Rabbi Melvin Gruber has dedicated his life to studying and teaching the Talmud, a written compilation of Jewish oral law and tradition, and the subsequent commentaries on it. But for a time, debilitating itching, fatigue and high fevers — symptoms of bile duct obstruction — kept the rabbi from teaching.
"The saddest thing is when he hasn't touched his books," his wife, Barbara, says.
Rabbi Gruber turned to John Martin, M.D., a Mayo Clinic gastroenterologist, for help. Dr. Martin was able to offer him a series of specialized procedures that opened the blocked bile ducts, relieving the symptoms and allowing Rabbi Gruber to return to his work.
"I feel good. I can give my classes, which I couldn't do before," Rabbi Gruber says. "I have a grandson who's going to have a bar mitzvah, and I am now able to prepare him, which makes me so happy."
In 2001, Rabbi Gruber had a liver transplant. He needed the transplant due to serious liver damage from primary sclerosing cholangitis, a rare autoimmune disease. The disease involves persistent inflammation that causes scarring, hardening and narrowing of the bile ducts, which carry the digestive liquid bile from the liver to the small intestine.
Twelve years after his transplant, Rabbi Gruber developed bile duct infections. Those infections led to obstruction of the bile ducts that triggered itching and fatigue. His care team in Chicago evaluated his condition using a procedure called endoscopic retrograde cholangiopancreatography, or ERCP. During the procedure, a flexible tube is passed down the throat and into the small intestine. Dye is injected through the tube into the area where the bile ducts from the liver empty into the intestine.
Every year to year and a half, the rabbi had these procedures along with balloon dilations. During the dilations, a slender tube with a balloon at its tip is placed in the bile ducts. Then the balloon is inflated to open the blocked ducts. These procedures kept Rabbi Gruber's symptoms at bay for a time.
In 2017, the rabbi's fatigue and itching became debilitating again, and he began experiencing high fevers. He asked his local hepatologist to refer him to Dr. Martin at Mayo Clinic. Dr. Martin previously treated Rabbi Gruber in Chicago, but he had moved to Mayo Clinic's Rochester campus.
Dr. Martin performed an ERCP for the rabbi in February 2017, widening some of the blocked bile ducts with balloon dilation. After that, Rabbi Gruber returned to Mayo Clinic in April 2017 for another balloon dilation, as well as stenting. Stents are tubes placed in the bile ducts that force the ducts to remain open. Dr. Martin did the procedure in a way that was tailored to Rabbi Gruber's medical situation.

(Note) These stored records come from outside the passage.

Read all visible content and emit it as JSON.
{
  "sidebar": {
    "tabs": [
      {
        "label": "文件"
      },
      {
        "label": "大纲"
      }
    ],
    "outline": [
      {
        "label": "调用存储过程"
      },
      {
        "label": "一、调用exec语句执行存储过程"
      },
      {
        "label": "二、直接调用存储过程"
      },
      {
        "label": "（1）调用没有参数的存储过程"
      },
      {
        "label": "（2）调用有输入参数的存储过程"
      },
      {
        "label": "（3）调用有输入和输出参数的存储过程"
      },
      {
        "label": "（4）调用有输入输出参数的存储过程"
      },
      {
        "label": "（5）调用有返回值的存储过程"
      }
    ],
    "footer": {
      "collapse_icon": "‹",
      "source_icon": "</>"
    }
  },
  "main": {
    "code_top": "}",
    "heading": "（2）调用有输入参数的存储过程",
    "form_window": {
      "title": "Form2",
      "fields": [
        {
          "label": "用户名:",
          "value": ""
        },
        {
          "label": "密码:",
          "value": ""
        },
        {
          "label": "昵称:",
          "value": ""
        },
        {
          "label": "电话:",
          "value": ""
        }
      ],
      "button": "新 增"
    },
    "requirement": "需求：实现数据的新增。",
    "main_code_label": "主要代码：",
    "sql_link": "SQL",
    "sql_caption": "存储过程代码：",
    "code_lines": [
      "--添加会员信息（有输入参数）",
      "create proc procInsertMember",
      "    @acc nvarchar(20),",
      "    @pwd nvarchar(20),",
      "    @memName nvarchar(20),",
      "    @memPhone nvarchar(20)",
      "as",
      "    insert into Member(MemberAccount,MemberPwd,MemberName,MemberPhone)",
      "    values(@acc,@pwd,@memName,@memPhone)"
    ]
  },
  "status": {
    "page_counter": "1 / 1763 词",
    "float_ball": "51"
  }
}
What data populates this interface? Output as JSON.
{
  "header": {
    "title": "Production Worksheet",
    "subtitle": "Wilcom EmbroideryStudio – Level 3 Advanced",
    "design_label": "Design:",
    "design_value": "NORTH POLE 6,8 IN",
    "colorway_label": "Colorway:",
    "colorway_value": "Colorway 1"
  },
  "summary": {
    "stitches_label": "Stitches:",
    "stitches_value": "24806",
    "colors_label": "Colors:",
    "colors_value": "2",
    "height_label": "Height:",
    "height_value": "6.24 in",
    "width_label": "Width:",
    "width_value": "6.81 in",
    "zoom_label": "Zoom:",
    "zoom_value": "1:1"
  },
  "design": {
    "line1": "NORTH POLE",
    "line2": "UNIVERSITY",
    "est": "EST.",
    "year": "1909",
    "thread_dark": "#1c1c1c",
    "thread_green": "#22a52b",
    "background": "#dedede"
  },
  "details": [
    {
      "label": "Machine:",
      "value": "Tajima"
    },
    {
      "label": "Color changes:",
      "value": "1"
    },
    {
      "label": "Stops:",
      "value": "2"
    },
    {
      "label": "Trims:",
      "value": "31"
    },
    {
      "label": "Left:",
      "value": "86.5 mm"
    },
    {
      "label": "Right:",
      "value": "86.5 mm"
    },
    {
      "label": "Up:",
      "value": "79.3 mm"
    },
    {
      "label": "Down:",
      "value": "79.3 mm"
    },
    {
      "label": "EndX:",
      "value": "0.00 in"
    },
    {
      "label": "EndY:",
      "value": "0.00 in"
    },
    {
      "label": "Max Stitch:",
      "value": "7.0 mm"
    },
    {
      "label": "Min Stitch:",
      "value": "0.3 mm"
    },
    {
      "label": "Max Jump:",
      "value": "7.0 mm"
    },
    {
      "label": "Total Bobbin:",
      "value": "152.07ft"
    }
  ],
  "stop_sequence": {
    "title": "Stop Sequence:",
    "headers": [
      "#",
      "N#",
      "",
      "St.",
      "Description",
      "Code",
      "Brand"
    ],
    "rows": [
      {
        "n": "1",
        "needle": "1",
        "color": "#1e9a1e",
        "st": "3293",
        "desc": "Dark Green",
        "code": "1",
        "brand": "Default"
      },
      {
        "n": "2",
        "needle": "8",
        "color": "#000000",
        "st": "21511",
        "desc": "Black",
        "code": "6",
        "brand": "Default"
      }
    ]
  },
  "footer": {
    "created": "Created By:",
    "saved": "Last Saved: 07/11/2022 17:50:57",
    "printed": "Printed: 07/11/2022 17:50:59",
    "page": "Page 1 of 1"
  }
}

"ERCP is not offered in very many medical centers for patients with this particular type of liver transplant anatomy because the distance between the mouth and the reconstruction of the bile ducts created during a transplant can be two to four times the normal length," Dr. Martin says. "You need physicians who are technically capable of performing a complex ERCP using a longer scope that's not made specifically for this procedure, which can take anywhere between two and three hours."
To ensure the best outcome, Rabbi Gruber and his wife traveled to Rochester from Chicago every couple of months for the procedure. Each time, they were pleased with the care the rabbi received.
"The nurses are wonderful," Rabbi Gruber says. "When they roll me into the room for the procedure, they make me feel more relaxed and at ease."
"We felt such confidence in Dr. Martin," Barbara says. "He always makes us feel at home."
With each visit to Rochester, Rabbi Gruber was able to go longer periods of time without being homebound by extreme itching and fatigue.
"Recurrent dilation and stenting have afforded him a minimally invasive way to keep his liver functioning and relieve symptoms," Dr. Martin says. "For him, it restores quality of life and functionality."
Several months ago, Rabbi Gruber finally was able to resume his classes. "Being able to share my insights on the Talmud and the Torah gives me a lot of joy," he says.
In December 2018, the rabbi felt well enough to teach both early morning and late-afternoon classes at the synagogue. "That was the first time in a year and a half that he could do that," Barbara says. "It was a big breakthrough."
With Rabbi Gruber's life no longer limited by health concerns, the Grubers are grateful for the compassionate care he received at Mayo Clinic that's restored his ability to teach.
"There are a lot of good doctors out there, but Dr. Martin really treats us like family," Barbara says. "He's shown us a level of caring that I've never seen from anyone else."
"When we go to Mayo, my personal feeling is I'm going to see a good friend," Rabbi Gruber says.
For Dr. Martin, being able to develop and maintain that type of relationship with a patient is crucial.
"It's the human side as well as the expertise we offer at Mayo," Dr. Martin says. "People know when you care about them, rather than just caring for them, and that's what keeps people coming back."